Records for this task below:

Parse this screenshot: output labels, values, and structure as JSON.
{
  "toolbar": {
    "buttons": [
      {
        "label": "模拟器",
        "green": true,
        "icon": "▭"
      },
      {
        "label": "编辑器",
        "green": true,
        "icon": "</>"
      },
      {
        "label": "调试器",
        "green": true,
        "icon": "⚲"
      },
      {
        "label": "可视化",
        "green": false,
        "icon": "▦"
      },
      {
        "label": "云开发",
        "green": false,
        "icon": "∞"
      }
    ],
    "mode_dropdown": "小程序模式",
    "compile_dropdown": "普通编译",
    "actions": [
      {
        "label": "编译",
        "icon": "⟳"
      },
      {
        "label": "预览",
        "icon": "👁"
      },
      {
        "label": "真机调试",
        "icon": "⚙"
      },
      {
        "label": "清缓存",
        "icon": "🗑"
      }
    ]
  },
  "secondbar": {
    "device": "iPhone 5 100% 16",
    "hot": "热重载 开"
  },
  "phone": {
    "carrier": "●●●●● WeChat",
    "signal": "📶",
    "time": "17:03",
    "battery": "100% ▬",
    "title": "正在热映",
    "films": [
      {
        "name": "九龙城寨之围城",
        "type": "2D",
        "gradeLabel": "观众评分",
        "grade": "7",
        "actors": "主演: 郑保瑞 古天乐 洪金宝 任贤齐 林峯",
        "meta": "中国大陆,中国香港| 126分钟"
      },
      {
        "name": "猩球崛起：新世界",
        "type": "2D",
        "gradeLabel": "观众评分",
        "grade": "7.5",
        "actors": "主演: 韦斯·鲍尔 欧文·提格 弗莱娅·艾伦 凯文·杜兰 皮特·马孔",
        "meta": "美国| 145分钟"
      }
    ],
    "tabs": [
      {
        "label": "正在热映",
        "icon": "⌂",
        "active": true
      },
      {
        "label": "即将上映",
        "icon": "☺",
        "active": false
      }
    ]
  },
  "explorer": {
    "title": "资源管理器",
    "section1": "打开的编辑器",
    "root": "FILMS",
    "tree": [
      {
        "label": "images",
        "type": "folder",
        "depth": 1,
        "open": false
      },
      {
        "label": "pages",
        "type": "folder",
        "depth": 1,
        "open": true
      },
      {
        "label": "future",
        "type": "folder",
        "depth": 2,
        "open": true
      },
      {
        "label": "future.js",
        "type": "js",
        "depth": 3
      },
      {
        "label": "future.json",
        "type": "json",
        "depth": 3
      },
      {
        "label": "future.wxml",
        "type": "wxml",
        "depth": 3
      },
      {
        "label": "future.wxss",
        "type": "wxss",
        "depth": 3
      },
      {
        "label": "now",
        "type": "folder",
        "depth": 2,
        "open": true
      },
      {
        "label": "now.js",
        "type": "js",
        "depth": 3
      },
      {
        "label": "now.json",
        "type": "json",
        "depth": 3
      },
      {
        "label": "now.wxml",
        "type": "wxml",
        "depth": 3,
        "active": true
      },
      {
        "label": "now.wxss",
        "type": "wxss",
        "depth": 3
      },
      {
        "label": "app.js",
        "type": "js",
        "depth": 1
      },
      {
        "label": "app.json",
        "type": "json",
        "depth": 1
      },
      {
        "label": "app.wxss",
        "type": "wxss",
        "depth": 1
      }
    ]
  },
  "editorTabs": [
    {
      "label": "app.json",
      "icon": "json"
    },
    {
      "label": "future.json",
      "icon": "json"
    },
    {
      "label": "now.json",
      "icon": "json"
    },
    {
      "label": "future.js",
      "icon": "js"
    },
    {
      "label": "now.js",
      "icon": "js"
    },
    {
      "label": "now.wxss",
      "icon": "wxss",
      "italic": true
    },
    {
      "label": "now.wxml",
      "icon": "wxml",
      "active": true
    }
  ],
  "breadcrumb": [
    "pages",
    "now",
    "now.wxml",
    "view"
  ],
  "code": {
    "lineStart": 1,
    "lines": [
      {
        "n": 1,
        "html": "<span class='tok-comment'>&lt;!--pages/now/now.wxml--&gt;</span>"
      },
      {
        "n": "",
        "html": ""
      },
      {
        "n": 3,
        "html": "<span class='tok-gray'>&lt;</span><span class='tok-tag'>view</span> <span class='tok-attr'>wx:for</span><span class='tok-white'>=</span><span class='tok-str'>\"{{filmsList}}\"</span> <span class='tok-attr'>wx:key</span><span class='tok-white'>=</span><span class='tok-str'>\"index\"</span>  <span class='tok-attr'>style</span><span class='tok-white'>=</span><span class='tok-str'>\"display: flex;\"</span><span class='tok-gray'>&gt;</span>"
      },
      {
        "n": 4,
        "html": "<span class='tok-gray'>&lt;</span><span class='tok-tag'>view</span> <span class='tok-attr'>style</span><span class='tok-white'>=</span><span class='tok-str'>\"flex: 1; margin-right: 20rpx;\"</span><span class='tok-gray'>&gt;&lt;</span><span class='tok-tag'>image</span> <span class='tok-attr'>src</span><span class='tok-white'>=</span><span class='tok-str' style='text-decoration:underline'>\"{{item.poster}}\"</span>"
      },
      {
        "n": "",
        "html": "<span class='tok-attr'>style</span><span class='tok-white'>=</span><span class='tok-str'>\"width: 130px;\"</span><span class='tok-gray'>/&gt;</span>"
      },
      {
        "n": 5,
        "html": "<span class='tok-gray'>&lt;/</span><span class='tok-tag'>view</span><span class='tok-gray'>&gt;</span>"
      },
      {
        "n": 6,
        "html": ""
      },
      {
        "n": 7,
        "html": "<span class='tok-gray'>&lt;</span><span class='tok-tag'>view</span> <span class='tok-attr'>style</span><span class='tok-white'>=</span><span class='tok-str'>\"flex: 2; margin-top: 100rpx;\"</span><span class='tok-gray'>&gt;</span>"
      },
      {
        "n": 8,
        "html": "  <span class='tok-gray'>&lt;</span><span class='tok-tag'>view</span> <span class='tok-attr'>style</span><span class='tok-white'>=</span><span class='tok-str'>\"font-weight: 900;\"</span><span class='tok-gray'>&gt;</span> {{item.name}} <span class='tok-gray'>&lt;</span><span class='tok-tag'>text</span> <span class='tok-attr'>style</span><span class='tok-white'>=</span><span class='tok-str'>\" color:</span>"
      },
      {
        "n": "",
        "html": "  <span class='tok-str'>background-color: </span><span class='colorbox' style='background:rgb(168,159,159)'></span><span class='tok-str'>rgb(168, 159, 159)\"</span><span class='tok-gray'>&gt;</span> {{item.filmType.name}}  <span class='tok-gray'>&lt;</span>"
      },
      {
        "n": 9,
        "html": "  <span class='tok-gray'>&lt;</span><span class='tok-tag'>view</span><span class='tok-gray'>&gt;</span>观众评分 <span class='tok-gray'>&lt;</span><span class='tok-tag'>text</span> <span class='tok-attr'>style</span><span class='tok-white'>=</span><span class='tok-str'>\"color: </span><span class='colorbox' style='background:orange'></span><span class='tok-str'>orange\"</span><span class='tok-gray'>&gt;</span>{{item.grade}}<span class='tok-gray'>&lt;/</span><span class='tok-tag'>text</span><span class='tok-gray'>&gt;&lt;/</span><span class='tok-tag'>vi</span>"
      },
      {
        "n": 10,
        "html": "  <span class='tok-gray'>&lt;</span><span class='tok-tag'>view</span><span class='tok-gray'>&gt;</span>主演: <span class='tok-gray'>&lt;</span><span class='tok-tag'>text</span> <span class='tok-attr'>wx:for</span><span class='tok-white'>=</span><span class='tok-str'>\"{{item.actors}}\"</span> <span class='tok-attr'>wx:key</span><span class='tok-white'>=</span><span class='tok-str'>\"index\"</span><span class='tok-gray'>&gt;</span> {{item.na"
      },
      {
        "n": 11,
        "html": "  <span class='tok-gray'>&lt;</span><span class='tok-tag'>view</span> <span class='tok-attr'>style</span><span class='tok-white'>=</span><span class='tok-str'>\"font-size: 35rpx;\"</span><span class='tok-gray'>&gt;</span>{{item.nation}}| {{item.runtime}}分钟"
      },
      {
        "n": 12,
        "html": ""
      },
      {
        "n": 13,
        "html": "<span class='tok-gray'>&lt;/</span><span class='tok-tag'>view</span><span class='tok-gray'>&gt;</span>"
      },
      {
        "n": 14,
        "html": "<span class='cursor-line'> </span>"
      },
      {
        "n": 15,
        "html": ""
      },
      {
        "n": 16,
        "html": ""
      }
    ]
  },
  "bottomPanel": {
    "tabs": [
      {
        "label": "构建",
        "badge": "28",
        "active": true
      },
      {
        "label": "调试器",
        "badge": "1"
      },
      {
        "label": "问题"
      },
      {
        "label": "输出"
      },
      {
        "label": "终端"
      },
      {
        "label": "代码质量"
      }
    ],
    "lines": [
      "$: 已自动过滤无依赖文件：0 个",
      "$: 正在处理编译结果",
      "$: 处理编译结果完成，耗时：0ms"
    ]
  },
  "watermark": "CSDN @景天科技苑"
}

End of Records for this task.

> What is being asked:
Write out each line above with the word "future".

> Completed exercise:
        "label": "future",
        "label": "future.js",
        "label": "future.json",
        "label": "future.wxml",
        "label": "future.wxss",
      "label": "future.json",
      "label": "future.js",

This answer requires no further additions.